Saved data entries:
----------------------------------------

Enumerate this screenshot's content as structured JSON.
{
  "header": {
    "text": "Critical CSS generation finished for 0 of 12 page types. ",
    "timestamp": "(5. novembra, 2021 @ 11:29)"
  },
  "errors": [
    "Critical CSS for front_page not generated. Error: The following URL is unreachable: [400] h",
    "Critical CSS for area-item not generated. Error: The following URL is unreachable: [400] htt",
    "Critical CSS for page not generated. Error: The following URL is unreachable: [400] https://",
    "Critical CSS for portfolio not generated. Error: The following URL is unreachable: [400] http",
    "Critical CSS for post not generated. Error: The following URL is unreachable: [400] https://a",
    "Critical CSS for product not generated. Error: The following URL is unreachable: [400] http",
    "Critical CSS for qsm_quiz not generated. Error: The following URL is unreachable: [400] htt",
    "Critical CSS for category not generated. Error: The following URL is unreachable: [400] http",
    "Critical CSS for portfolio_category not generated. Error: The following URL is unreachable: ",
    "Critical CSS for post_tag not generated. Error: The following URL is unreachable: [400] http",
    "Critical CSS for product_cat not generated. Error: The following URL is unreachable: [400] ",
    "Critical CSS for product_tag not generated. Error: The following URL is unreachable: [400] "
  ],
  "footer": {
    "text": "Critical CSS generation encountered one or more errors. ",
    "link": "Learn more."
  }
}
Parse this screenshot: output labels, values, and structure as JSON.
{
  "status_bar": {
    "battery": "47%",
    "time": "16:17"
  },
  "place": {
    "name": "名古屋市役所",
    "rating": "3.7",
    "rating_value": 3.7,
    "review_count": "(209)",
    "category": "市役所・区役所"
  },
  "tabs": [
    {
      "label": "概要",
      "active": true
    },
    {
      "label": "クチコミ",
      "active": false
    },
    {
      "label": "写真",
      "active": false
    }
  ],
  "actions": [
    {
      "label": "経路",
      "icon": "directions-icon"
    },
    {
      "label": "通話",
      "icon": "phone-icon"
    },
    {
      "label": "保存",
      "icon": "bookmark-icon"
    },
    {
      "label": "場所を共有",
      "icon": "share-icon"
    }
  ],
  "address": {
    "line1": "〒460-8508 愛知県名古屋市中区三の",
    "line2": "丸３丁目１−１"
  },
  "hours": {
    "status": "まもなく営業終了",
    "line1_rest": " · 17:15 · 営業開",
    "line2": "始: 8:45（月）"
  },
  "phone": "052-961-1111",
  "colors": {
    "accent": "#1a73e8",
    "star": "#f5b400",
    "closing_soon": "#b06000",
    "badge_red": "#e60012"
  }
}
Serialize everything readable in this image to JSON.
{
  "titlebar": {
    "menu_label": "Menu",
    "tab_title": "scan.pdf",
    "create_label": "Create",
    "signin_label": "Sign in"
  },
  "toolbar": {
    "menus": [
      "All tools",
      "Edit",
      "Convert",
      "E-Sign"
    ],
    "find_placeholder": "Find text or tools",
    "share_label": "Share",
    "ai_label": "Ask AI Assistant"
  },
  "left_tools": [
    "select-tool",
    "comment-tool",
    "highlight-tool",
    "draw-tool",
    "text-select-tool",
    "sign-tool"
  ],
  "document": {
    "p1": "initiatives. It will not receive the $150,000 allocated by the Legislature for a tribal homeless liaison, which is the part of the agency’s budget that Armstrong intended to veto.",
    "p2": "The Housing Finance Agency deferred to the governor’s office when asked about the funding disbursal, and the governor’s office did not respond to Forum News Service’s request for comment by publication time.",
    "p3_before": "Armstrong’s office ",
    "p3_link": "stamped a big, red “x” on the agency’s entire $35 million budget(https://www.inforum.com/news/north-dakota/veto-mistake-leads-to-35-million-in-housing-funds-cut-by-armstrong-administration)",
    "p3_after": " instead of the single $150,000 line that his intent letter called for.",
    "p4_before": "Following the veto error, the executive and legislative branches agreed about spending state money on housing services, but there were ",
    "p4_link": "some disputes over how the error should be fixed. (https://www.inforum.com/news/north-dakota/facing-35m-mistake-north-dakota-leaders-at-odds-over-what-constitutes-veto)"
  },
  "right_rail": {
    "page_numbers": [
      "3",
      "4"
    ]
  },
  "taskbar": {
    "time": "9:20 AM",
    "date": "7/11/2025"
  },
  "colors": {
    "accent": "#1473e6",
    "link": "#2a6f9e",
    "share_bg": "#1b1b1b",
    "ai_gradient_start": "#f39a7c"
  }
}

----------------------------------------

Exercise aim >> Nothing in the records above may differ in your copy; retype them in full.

Output >>
Enumerate this screenshot's content as structured JSON.
{
  "header": {
    "text": "Critical CSS generation finished for 0 of 12 page types. ",
    "timestamp": "(5. novembra, 2021 @ 11:29)"
  },
  "errors": [
    "Critical CSS for front_page not generated. Error: The following URL is unreachable: [400] h",
    "Critical CSS for area-item not generated. Error: The following URL is unreachable: [400] htt",
    "Critical CSS for page not generated. Error: The following URL is unreachable: [400] https://",
    "Critical CSS for portfolio not generated. Error: The following URL is unreachable: [400] http",
    "Critical CSS for post not generated. Error: The following URL is unreachable: [400] https://a",
    "Critical CSS for product not generated. Error: The following URL is unreachable: [400] http",
    "Critical CSS for qsm_quiz not generated. Error: The following URL is unreachable: [400] htt",
    "Critical CSS for category not generated. Error: The following URL is unreachable: [400] http",
    "Critical CSS for portfolio_category not generated. Error: The following URL is unreachable: ",
    "Critical CSS for post_tag not generated. Error: The following URL is unreachable: [400] http",
    "Critical CSS for product_cat not generated. Error: The following URL is unreachable: [400] ",
    "Critical CSS for product_tag not generated. Error: The following URL is unreachable: [400] "
  ],
  "footer": {
    "text": "Critical CSS generation encountered one or more errors. ",
    "link": "Learn more."
  }
}
Parse this screenshot: output labels, values, and structure as JSON.
{
  "status_bar": {
    "battery": "47%",
    "time": "16:17"
  },
  "place": {
    "name": "名古屋市役所",
    "rating": "3.7",
    "rating_value": 3.7,
    "review_count": "(209)",
    "category": "市役所・区役所"
  },
  "tabs": [
    {
      "label": "概要",
      "active": true
    },
    {
      "label": "クチコミ",
      "active": false
    },
    {
      "label": "写真",
      "active": false
    }
  ],
  "actions": [
    {
      "label": "経路",
      "icon": "directions-icon"
    },
    {
      "label": "通話",
      "icon": "phone-icon"
    },
    {
      "label": "保存",
      "icon": "bookmark-icon"
    },
    {
      "label": "場所を共有",
      "icon": "share-icon"
    }
  ],
  "address": {
    "line1": "〒460-8508 愛知県名古屋市中区三の",
    "line2": "丸３丁目１−１"
  },
  "hours": {
    "status": "まもなく営業終了",
    "line1_rest": " · 17:15 · 営業開",
    "line2": "始: 8:45（月）"
  },
  "phone": "052-961-1111",
  "colors": {
    "accent": "#1a73e8",
    "star": "#f5b400",
    "closing_soon": "#b06000",
    "badge_red": "#e60012"
  }
}
Serialize everything readable in this image to JSON.
{
  "titlebar": {
    "menu_label": "Menu",
    "tab_title": "scan.pdf",
    "create_label": "Create",
    "signin_label": "Sign in"
  },
  "toolbar": {
    "menus": [
      "All tools",
      "Edit",
      "Convert",
      "E-Sign"
    ],
    "find_placeholder": "Find text or tools",
    "share_label": "Share",
    "ai_label": "Ask AI Assistant"
  },
  "left_tools": [
    "select-tool",
    "comment-tool",
    "highlight-tool",
    "draw-tool",
    "text-select-tool",
    "sign-tool"
  ],
  "document": {
    "p1": "initiatives. It will not receive the $150,000 allocated by the Legislature for a tribal homeless liaison, which is the part of the agency’s budget that Armstrong intended to veto.",
    "p2": "The Housing Finance Agency deferred to the governor’s office when asked about the funding disbursal, and the governor’s office did not respond to Forum News Service’s request for comment by publication time.",
    "p3_before": "Armstrong’s office ",
    "p3_link": "stamped a big, red “x” on the agency’s entire $35 million budget(https://www.inforum.com/news/north-dakota/veto-mistake-leads-to-35-million-in-housing-funds-cut-by-armstrong-administration)",
    "p3_after": " instead of the single $150,000 line that his intent letter called for.",
    "p4_before": "Following the veto error, the executive and legislative branches agreed about spending state money on housing services, but there were ",
    "p4_link": "some disputes over how the error should be fixed. (https://www.inforum.com/news/north-dakota/facing-35m-mistake-north-dakota-leaders-at-odds-over-what-constitutes-veto)"
  },
  "right_rail": {
    "page_numbers": [
      "3",
      "4"
    ]
  },
  "taskbar": {
    "time": "9:20 AM",
    "date": "7/11/2025"
  },
  "colors": {
    "accent": "#1473e6",
    "link": "#2a6f9e",
    "share_bg": "#1b1b1b",
    "ai_gradient_start": "#f39a7c"
  }
}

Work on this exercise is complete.